Drawing a parallel between geopolitics and Russian President Vladimir Putin’s favourite sport, Russia can be said to sometimes move like a “judoka,” using the strength of its opponents against them before taking them into an arm-bar submission.
This is what happened with Turkey, at least to an extent.
Looking back at the course of events as they unfolded after the 2015 downing of the Russian jet, Erdoğan’s Turkey appeared to cajole Russia with the purchase of S-400 missile defence systems against NATO’s will, signing a deal for Russia to build Turkey’s first nuclear power plant in Akkuyu, building the natural gas pipeline TurkStream, and other ventures. Eurasianist segments of Turkish politics had been, after all, calling for such a pro-Russian turn for a long time.
At the same time, though, revisionist Turkey was hedging its bets, trying to scare the West with the prospect of a Russo-Turkish bloc taking shape and, thus, making the West yield to all other of Ankara’s demands.
Russia and Turkey make strange bedfellows. However, and despite their numerous differences, they seem to form a (dis)united front that challenges the West and Western interests in Europe’s geopolitical neighbourhood.
In theory, both countries pledge allegiance to multilateralism. In practice, however, Erdoğan’s revisionist “multilateralism” has become a byword for neo-Ottoman irredentism.
When writing about the biggest current threats to European security, acclaimed analysts such as Wolfgang Münchau point to “empire-building” in the European neighbourhood as one.
Russia and Turkey, both heirs to former empires, maintain official and unofficial military presence in North Africa today, via proxies and shadowy mercenaries, the Eastern Mediterranean, the Middle East and South Caucasus.
If one could ultimately control routes leading to the gates of Europe, then that country could also control the flow of people, energy, goods, etc. into the European continent, rendering it incapable of defending any of its red lines.
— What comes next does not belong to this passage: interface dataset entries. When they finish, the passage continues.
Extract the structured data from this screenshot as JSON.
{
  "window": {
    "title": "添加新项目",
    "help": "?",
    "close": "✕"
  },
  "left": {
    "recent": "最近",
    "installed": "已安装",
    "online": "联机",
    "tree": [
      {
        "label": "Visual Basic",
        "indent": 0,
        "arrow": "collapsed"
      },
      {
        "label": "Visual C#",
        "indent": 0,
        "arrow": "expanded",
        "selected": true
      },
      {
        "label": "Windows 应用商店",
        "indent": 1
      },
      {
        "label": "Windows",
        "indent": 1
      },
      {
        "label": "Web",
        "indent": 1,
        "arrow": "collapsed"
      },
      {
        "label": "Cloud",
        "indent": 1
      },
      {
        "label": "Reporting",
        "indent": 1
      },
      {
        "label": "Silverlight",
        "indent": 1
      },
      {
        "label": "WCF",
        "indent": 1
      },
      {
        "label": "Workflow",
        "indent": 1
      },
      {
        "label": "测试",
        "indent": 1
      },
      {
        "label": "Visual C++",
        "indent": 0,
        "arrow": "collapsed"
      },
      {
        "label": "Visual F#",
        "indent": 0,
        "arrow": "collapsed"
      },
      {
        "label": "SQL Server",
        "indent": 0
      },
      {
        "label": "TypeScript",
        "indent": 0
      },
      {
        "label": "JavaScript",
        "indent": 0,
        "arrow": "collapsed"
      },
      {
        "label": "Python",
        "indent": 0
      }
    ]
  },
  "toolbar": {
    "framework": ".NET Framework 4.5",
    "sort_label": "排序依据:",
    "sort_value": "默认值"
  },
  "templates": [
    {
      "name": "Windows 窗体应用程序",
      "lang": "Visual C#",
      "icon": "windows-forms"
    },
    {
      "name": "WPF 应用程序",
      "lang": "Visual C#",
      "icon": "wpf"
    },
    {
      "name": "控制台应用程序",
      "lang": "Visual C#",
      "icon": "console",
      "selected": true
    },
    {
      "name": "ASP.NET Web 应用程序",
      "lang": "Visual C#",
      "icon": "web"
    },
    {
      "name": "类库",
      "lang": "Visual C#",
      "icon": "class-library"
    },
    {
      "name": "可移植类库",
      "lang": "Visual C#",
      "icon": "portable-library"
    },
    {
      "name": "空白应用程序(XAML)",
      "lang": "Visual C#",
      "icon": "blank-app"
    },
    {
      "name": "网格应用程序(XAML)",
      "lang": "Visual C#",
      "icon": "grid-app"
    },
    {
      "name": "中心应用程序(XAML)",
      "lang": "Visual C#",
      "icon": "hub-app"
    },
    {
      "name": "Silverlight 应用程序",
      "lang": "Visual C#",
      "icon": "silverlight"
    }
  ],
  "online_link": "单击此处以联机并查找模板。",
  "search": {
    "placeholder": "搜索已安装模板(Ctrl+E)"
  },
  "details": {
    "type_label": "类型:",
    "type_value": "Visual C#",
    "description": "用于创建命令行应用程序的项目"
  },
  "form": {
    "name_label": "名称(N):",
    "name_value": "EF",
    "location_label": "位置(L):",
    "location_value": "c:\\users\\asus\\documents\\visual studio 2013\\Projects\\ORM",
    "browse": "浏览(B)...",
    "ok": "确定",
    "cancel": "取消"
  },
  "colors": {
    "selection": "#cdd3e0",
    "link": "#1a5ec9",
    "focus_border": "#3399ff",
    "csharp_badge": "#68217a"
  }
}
Both countries have tried using this in their own interest in the recent past. Russia cut off power supplies to Ukraine and Belarus, while Turkey used the migrant/refugee issue as a blackmailing tool to pressure Europe for funds and political support (against the Kurds, against Assad, against Cyprus and Greece).
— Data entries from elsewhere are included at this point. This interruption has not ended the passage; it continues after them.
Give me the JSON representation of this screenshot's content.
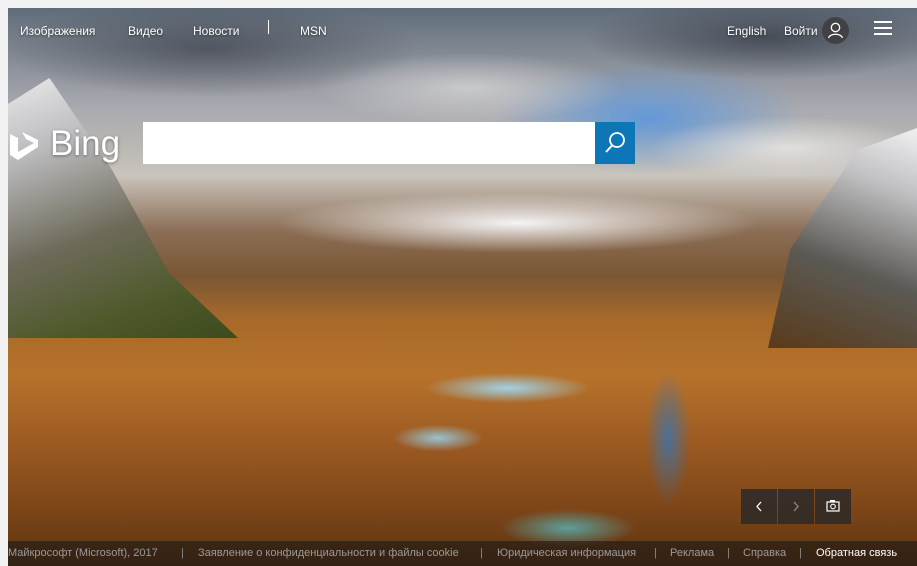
{
  "topnav": {
    "links": [
      {
        "label": "Изображения"
      },
      {
        "label": "Видео"
      },
      {
        "label": "Новости"
      },
      {
        "label": "MSN"
      }
    ],
    "language": "English",
    "signin": "Войти"
  },
  "logo": {
    "text": "Bing"
  },
  "search": {
    "value": "",
    "placeholder": ""
  },
  "footer": {
    "items": [
      "Майкрософт (Microsoft), 2017",
      "Заявление о конфиденциальности и файлы cookie",
      "Юридическая информация",
      "Реклама",
      "Справка",
      "Обратная связь"
    ],
    "separator": "|"
  },
  "colors": {
    "search_button": "#0c76b6",
    "nav_text": "#ffffff",
    "footer_text": "#9a9a9a"
  },
  "icons": {
    "search": "magnifier-icon",
    "user": "user-icon",
    "menu": "hamburger-icon",
    "prev": "chevron-left-icon",
    "next": "chevron-right-icon",
    "camera": "camera-icon"
  }
}
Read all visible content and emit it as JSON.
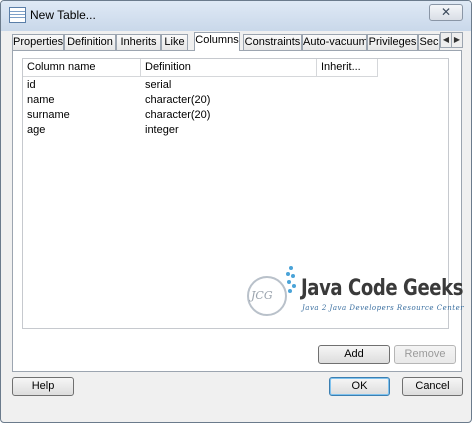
{
  "window": {
    "title": "New Table...",
    "close_glyph": "✕"
  },
  "tabs": [
    {
      "label": "Properties"
    },
    {
      "label": "Definition"
    },
    {
      "label": "Inherits"
    },
    {
      "label": "Like"
    },
    {
      "label": "Columns",
      "active": true
    },
    {
      "label": "Constraints"
    },
    {
      "label": "Auto-vacuum"
    },
    {
      "label": "Privileges"
    },
    {
      "label": "Sec"
    }
  ],
  "tab_scroll": {
    "left": "◀",
    "right": "▶"
  },
  "grid": {
    "headers": [
      "Column name",
      "Definition",
      "Inherit..."
    ],
    "rows": [
      [
        "id",
        "serial"
      ],
      [
        "name",
        "character(20)"
      ],
      [
        "surname",
        "character(20)"
      ],
      [
        "age",
        "integer"
      ]
    ]
  },
  "watermark": {
    "logo": "JCG",
    "title": "Java Code Geeks",
    "subtitle": "Java 2 Java Developers Resource Center"
  },
  "buttons": {
    "add": "Add",
    "remove": "Remove",
    "help": "Help",
    "ok": "OK",
    "cancel": "Cancel"
  },
  "colors": {
    "titlebar": "#c9d8ea",
    "accent": "#3c7fb1",
    "watermark_dots": "#4aa3d8"
  }
}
However, it is not only “empire-building in the European neighbourhood” that threatens European security at the moment. There is also the spill-over stemming from infighting within these “empire-building” efforts. Case in point: When Russian-Syrian airstrikes in Idlib killed at least 33 Turkish soldiers on Feb. 27, 2020, the Erdoğan regime responded by allowing migrants to cross the land border with Greece, in a bid to garner Western support for Turkish actions in Syria.
Russia and Turkey are working to transform themselves into indispensable players in the MENAP region post-Arab Spring. They interfere by exploiting security vacuums (in Libya, Syria) and frozen conflicts (in Cyprus, Nagorno Karabakh), often at the expense of the West which is noticeably absent. They opt for transactionalism, without overextending their reach or military exposure. According to French President Emmanuel Macron, they both play on “post-colonial resentment.” However, both will need the West if they want – for example – to move on with grand projects such as the reconstruction of Syria.
Putin and his Foreign Minister Lavrov have said their relationship with Erdoğan’s Turkey was based on pragmatism and flexibility, with the latter taking on the opposite of a rules or common values-based approach.
So, yes, their relationship is insincere. However, both Turkey and Russia frame foreign policy in terms of interests, not relationships. Could these interests drive them against each other?
(The opinions of this author do not necessarily reflect those of Ahval)